Aim of the task: When a line in the listing below contains the word "main", return a copy of that line.

Task input:

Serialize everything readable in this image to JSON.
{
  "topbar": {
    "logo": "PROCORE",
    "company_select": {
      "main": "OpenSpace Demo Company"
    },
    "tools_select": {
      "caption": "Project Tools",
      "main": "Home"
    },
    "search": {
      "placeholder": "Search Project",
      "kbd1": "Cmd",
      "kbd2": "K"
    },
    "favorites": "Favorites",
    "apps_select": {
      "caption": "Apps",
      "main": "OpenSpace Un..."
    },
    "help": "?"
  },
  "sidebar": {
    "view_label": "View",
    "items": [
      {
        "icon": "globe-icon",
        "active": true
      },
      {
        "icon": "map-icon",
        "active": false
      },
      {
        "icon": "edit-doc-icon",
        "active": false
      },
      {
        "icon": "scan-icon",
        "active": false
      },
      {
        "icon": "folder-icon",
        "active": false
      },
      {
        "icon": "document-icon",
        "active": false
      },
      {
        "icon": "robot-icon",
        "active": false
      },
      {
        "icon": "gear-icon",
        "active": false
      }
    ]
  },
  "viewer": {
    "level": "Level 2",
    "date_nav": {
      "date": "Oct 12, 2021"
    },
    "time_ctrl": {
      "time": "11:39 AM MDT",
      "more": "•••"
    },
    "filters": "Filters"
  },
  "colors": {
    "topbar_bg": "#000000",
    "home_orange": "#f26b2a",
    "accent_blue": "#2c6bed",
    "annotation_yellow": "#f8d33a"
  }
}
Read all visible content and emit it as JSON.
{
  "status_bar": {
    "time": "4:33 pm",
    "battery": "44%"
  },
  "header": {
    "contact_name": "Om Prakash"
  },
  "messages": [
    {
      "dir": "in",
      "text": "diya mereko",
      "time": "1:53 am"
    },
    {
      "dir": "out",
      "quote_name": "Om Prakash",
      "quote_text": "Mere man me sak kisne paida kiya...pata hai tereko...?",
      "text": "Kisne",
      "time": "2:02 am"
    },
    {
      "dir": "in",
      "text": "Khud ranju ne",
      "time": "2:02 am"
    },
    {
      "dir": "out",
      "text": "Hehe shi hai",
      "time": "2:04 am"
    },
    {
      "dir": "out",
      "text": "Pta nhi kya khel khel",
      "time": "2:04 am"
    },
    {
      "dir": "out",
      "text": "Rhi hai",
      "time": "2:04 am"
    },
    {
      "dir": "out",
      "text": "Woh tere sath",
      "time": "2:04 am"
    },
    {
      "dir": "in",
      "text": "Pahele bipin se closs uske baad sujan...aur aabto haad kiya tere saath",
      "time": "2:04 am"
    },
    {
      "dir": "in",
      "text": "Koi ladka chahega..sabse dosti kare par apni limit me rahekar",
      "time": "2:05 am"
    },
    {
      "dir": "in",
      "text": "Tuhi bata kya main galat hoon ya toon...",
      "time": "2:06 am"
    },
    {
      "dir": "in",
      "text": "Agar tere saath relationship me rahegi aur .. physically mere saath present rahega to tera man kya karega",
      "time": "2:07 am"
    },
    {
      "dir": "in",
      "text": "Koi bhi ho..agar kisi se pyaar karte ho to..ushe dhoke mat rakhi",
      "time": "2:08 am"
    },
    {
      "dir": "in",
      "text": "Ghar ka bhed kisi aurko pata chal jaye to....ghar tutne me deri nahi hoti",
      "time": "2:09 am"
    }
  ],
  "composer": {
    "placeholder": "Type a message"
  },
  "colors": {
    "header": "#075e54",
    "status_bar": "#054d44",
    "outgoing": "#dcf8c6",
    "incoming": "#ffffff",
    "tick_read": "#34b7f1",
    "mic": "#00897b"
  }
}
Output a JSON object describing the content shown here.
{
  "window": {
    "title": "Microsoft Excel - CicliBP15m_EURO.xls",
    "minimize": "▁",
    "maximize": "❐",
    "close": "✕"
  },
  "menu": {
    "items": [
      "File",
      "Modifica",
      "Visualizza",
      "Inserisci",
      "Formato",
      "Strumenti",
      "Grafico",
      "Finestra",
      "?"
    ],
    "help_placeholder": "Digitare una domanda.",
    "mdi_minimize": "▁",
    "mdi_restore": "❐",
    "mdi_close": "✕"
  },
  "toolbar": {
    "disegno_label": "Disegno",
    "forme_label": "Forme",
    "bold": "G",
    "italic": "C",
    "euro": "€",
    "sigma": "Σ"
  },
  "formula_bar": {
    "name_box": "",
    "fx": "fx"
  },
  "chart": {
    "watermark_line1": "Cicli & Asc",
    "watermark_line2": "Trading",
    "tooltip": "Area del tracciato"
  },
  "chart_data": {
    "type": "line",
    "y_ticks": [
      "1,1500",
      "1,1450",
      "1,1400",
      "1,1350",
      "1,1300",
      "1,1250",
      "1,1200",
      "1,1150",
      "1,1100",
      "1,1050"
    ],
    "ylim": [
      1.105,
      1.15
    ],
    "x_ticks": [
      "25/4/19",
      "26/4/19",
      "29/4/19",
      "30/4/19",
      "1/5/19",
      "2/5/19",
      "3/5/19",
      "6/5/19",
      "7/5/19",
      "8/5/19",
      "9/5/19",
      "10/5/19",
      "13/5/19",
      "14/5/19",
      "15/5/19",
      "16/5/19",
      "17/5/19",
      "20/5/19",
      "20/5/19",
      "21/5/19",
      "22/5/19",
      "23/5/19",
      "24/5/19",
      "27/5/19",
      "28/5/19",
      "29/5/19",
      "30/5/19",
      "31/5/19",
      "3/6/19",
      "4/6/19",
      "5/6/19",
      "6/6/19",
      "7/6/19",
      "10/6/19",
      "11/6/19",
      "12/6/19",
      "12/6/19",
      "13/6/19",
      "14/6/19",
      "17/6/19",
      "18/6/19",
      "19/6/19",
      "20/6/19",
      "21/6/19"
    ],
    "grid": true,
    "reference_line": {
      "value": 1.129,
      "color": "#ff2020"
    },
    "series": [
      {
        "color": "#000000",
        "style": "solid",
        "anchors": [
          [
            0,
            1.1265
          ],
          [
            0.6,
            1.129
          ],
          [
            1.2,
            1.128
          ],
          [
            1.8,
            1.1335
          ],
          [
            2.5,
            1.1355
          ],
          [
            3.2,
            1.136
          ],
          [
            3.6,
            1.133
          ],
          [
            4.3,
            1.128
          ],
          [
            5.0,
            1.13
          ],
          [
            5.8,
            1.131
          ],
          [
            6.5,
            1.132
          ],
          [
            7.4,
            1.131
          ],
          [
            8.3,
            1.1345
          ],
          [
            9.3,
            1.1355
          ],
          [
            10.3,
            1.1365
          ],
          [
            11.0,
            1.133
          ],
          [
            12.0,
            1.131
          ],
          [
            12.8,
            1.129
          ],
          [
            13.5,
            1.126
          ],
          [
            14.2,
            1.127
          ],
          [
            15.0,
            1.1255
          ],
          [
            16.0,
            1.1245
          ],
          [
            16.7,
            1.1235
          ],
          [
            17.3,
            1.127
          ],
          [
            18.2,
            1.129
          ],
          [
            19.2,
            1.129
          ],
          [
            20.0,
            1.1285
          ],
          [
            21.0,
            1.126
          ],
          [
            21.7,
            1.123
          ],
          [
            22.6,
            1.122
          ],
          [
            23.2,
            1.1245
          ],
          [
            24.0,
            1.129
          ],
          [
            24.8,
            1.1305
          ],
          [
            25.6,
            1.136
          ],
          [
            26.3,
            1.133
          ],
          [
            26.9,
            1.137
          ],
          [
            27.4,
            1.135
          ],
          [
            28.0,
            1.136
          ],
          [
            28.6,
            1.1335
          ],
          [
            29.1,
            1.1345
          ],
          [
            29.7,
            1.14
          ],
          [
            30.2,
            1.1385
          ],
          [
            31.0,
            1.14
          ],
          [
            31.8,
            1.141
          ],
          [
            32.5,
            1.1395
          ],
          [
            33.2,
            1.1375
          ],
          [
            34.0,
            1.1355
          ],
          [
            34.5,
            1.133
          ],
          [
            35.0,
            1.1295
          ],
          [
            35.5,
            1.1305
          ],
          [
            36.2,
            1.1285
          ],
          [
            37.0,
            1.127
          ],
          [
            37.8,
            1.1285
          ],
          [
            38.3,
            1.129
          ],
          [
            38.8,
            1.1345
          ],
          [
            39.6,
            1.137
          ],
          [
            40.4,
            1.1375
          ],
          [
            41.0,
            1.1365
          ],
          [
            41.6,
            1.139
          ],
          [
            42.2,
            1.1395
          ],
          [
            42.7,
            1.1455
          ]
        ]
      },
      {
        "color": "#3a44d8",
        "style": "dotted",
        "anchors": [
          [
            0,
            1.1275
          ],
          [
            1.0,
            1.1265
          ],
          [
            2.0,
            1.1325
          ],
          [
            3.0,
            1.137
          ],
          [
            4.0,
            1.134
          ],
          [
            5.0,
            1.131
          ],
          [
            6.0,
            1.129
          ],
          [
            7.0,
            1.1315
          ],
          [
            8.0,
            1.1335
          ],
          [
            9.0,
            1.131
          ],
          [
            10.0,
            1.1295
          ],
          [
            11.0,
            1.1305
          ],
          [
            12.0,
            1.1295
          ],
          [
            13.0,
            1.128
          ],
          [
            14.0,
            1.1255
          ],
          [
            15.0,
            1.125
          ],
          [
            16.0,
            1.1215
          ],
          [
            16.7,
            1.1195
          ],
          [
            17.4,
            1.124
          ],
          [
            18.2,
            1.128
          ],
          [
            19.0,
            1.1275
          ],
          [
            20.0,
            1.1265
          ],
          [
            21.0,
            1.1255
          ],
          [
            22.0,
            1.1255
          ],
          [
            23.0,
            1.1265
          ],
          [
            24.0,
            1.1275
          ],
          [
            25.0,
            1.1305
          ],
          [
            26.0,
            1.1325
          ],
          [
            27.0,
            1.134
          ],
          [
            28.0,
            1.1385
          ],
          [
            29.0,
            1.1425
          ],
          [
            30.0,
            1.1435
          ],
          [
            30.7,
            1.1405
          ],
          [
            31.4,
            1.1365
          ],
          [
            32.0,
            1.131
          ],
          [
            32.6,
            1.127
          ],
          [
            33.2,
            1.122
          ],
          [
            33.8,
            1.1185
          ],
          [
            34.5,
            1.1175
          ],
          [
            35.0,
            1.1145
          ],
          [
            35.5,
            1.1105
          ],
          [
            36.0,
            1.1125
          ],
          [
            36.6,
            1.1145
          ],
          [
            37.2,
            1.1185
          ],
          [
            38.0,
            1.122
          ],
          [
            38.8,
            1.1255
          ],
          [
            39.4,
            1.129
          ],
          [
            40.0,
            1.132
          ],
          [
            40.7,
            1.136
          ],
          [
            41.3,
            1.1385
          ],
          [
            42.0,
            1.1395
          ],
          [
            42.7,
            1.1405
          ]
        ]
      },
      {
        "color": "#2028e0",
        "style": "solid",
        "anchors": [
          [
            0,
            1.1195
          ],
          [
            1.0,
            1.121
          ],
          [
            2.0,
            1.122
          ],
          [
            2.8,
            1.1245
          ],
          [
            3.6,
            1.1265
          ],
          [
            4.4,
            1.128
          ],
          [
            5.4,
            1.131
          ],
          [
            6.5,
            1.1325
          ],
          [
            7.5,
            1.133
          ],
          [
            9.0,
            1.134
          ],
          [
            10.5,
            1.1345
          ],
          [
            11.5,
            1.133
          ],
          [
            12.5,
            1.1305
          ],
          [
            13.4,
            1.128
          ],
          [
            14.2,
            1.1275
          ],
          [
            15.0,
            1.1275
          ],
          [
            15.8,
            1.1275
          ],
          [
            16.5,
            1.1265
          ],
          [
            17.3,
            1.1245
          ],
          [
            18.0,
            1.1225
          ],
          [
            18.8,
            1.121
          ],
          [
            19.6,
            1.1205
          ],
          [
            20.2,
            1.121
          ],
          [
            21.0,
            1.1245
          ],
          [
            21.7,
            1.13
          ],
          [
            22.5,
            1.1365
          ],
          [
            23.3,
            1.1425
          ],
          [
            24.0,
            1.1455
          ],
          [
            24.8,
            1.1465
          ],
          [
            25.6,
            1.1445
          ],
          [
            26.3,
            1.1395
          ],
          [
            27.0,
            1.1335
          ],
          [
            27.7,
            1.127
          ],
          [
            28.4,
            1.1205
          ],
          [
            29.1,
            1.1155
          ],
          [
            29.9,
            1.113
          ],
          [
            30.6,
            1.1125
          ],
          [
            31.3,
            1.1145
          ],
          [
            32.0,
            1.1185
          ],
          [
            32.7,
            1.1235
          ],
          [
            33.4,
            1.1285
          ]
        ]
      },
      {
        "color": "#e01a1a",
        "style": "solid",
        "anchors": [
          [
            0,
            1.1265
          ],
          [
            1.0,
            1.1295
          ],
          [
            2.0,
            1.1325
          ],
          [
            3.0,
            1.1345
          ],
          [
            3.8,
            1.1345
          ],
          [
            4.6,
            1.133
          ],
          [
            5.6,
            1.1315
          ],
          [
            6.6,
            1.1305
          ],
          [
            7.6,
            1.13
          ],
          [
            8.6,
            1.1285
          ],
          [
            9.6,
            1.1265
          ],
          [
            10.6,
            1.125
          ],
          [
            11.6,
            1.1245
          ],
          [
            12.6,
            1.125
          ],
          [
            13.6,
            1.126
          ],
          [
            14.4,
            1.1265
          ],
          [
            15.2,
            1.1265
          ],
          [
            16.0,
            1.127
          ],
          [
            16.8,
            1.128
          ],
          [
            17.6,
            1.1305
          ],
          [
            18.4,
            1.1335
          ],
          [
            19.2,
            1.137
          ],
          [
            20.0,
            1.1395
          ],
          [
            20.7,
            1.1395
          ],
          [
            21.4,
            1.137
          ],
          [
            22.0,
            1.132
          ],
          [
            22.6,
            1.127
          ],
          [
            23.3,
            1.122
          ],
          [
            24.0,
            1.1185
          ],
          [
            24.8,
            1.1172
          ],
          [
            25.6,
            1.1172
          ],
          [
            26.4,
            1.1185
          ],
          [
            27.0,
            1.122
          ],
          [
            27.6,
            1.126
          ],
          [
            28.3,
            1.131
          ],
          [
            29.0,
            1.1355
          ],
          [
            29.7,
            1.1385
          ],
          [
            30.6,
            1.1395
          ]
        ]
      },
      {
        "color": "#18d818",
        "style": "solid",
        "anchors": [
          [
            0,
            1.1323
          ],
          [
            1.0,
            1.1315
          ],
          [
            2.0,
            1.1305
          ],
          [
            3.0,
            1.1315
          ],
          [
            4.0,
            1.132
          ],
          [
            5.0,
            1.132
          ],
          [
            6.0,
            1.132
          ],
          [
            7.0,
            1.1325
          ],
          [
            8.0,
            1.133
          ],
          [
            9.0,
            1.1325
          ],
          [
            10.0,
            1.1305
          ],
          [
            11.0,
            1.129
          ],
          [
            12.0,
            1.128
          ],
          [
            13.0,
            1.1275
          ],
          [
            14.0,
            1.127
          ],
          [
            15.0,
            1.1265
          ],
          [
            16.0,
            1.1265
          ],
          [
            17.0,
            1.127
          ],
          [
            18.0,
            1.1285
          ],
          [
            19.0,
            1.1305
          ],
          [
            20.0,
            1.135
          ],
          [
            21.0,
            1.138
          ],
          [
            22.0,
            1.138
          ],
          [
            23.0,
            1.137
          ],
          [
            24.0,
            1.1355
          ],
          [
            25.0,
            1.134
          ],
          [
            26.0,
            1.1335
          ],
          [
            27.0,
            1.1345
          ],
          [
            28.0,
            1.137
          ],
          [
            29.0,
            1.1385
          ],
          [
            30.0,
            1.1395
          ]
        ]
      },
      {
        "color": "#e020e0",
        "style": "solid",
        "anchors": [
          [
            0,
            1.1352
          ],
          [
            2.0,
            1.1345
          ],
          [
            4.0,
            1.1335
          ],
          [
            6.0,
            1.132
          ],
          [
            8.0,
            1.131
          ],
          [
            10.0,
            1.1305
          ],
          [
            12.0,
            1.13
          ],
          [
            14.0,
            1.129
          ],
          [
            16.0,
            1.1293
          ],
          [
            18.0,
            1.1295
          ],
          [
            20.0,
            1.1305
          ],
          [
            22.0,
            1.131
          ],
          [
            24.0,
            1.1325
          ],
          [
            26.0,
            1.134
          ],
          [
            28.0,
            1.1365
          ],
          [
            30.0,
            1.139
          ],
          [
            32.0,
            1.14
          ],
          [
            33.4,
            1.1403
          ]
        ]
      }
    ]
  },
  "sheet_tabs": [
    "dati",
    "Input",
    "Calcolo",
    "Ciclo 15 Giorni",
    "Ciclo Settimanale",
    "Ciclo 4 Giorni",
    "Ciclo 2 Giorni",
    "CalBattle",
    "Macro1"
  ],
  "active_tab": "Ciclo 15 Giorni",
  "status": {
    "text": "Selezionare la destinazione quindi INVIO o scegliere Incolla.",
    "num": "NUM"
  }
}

Answer to the exercise:
      "main": "OpenSpace Demo Company"
      "main": "Home"
      "main": "OpenSpace Un..."
      "text": "Tuhi bata kya main galat hoon ya toon...",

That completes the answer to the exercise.